Based on Japan’s view of the Middle Ages and European fairy tales, especially the Brothers Grimm and Hans Christian Andersen. It includes a lot of vintage-style clothing and sometimes has religious symbols. (Source; Wikipedia)
A childlike style. Outfits are made up of pastel colors (like lavender, baby blue, light pink, etc.), angel, toy, baby motifs and accessories from Western toy lines such as My Little Pony, Strawberry Shortcake, Rainbow Brite, Barbie, Care Bears etc. Pastel colored hair is common although natural hair is also popular, hair is usually kept simple and decorated with anything cute or pastel; bows are a common theme. (Source; Wikipedia)

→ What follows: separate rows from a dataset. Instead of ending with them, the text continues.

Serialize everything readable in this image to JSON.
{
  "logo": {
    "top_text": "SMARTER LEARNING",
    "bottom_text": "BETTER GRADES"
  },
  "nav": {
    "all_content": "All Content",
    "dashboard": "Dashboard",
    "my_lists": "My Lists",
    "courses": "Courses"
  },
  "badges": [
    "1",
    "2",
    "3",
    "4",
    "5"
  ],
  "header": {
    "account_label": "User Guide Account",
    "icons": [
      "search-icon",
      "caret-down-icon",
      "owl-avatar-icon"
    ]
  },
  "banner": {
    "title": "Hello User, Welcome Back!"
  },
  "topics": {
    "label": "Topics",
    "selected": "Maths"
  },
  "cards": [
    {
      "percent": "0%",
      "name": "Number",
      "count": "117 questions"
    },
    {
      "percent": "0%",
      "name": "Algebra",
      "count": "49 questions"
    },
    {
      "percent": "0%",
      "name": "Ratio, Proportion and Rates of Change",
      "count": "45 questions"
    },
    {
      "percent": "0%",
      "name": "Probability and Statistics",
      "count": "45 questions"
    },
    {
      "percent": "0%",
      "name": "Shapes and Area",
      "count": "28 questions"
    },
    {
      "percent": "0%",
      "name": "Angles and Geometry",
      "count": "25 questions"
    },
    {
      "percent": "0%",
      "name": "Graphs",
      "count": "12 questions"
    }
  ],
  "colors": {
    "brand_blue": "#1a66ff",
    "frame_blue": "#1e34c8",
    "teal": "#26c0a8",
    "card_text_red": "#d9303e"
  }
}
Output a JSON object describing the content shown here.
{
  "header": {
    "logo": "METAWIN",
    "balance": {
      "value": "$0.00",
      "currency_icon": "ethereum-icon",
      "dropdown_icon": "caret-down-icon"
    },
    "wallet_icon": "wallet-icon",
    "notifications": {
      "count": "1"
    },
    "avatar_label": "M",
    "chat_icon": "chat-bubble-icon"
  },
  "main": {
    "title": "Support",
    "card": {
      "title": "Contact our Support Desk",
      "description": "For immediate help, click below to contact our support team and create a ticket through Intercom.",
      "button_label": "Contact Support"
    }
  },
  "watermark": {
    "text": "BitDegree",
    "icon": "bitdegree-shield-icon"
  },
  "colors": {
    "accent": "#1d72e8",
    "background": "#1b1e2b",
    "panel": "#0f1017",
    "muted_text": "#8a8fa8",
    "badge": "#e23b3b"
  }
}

Mori (which means forest) fashion uses soft, loosely fitting layers of garments such as floaty dresses and cardigans. It places an emphasis on natural fabrics (cotton, linen, wool) and hand-made or vintage accessories with a nature theme. The color scheme tends to be light and neutral, but patterns such as gingham and florals may also be used.
Japanese fashion is influenced by historic culture, we can now still see Japanese people wearing kimono on the street in Japan, especially in Ginza. In addition they now still keep the culture of wearing kimono for special and important events, such as mitzvah, funeral, etc. The younger generation in Japan do also accept mixing kimono and modern style in fashion.
If you don’t know what cosplay is, I’ll explain it to you shortly: Cosplay (コスプレ kosupure ), a mix of the words costume play, is a performance art in which “cosplayers” wear costumes and fashion accessories to represent a specific character, like from mostly an Anime or any Movie or even from games. Like Pikachu, Superman or Sailor Moon. Many do this as a hobby, in which they create anything by their self!
Hope you all liked my post! Tell me in the comments 🙂